Requirement:
Where does the string "this" occur in the records below? Copy every line that holds it.

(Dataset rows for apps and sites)
^^^^

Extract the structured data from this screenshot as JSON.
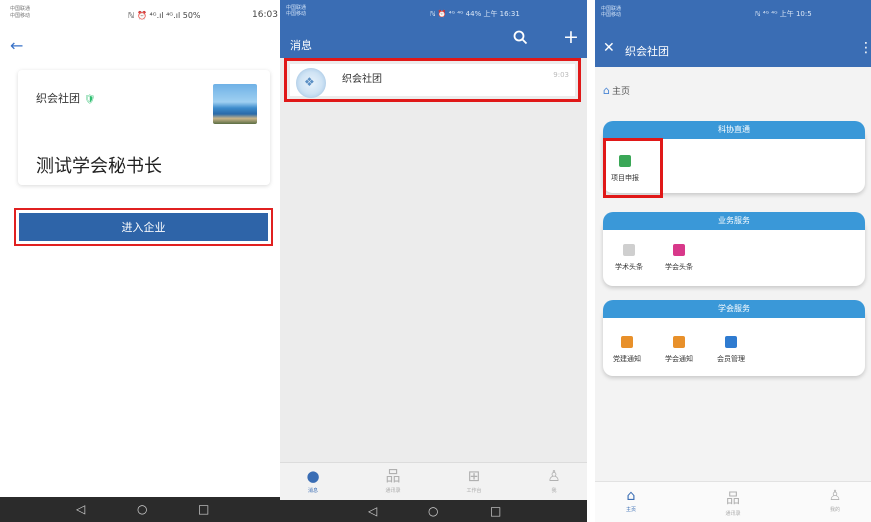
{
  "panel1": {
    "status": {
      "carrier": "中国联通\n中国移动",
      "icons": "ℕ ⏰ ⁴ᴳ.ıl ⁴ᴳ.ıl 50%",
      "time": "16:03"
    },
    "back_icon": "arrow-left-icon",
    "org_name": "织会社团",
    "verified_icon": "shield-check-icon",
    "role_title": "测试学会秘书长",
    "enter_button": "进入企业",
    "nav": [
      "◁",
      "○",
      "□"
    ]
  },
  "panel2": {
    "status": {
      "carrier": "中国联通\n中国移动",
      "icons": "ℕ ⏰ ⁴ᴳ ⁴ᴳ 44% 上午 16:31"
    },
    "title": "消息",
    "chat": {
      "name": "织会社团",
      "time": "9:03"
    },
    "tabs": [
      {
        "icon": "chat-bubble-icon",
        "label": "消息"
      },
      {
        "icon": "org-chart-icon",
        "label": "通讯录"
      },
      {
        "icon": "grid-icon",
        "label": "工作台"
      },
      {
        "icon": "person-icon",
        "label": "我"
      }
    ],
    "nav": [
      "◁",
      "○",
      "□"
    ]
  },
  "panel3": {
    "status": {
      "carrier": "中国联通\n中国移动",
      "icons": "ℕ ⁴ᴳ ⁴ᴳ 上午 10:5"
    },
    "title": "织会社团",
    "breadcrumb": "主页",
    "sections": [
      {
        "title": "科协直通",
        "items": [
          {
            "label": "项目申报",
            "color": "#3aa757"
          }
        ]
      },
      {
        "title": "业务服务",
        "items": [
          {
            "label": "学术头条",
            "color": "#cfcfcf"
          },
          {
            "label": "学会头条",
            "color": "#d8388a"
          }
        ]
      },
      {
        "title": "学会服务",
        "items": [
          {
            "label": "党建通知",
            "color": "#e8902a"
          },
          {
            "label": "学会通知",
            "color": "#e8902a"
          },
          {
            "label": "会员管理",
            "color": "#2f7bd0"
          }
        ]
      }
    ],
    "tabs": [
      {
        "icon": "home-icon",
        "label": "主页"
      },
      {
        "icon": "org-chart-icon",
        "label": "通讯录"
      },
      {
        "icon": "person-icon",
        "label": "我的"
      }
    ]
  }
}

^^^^

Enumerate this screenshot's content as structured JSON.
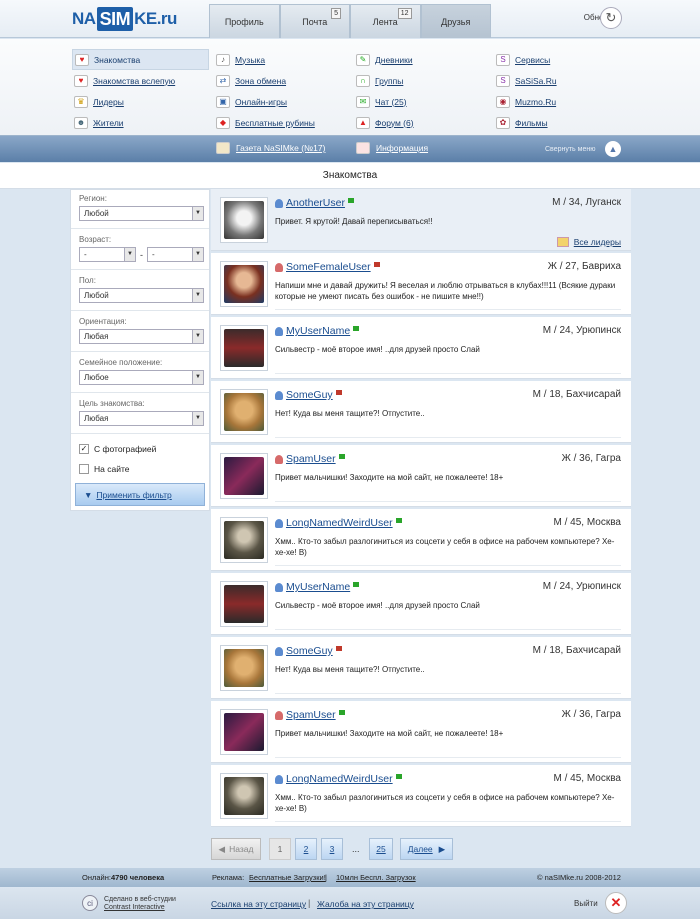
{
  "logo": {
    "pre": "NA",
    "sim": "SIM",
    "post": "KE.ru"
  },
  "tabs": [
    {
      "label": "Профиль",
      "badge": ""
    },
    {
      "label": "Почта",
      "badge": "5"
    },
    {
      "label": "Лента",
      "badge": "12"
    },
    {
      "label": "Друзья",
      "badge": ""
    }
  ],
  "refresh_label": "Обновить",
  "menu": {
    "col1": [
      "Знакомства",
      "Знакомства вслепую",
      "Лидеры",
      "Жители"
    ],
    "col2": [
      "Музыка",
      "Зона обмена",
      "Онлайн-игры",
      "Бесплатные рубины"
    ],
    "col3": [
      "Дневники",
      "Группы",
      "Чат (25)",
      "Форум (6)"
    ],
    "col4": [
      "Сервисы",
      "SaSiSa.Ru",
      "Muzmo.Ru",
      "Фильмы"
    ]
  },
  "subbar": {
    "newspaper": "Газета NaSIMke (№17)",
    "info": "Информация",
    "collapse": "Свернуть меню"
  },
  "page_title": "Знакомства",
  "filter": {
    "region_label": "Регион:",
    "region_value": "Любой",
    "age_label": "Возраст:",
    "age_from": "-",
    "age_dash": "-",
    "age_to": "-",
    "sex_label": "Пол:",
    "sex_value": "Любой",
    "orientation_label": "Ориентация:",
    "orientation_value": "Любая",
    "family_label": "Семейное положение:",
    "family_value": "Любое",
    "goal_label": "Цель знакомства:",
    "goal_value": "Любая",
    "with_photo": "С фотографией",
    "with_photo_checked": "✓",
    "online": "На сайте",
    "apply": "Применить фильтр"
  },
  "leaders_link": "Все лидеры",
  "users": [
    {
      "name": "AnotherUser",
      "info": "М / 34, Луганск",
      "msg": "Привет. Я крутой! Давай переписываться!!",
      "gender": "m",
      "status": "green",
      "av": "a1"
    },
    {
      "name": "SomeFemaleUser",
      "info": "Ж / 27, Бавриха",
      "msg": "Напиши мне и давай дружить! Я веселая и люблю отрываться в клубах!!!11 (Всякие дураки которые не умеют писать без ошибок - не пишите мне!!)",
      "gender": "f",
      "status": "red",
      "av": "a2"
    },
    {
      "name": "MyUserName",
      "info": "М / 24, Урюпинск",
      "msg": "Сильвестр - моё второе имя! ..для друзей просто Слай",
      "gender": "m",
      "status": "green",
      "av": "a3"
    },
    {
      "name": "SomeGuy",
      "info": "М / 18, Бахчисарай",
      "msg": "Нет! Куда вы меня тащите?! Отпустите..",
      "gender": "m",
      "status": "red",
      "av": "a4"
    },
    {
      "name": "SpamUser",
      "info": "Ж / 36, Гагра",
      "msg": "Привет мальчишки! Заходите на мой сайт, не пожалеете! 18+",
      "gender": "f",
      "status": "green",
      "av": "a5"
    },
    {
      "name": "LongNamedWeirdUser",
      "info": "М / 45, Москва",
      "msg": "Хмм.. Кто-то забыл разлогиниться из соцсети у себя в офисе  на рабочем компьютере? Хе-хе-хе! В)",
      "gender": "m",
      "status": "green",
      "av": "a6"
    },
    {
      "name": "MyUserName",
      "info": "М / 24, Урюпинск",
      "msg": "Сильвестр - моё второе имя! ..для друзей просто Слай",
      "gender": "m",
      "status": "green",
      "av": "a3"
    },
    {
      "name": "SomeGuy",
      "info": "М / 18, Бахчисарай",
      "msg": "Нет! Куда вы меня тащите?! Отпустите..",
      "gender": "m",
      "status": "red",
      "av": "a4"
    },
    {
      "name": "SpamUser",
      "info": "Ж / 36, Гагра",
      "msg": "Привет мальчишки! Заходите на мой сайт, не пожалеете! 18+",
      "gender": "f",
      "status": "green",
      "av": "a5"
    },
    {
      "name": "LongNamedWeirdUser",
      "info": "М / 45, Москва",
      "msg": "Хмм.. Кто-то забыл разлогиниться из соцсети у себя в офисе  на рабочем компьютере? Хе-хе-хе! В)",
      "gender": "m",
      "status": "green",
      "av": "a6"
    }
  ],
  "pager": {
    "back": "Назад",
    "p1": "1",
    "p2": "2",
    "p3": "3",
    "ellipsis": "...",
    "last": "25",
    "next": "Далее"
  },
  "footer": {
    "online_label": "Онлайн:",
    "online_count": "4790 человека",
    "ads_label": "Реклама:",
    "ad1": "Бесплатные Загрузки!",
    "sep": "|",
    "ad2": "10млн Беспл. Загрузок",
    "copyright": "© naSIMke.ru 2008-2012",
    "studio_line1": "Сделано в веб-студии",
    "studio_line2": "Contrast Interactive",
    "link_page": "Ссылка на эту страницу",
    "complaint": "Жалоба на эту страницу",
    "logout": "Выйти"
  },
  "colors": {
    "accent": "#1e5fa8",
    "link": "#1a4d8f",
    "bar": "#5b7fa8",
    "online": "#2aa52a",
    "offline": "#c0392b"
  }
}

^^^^

Solution to the exercise:
Extract the structured data from this screenshot as JSON.
Enumerate this screenshot's content as structured JSON.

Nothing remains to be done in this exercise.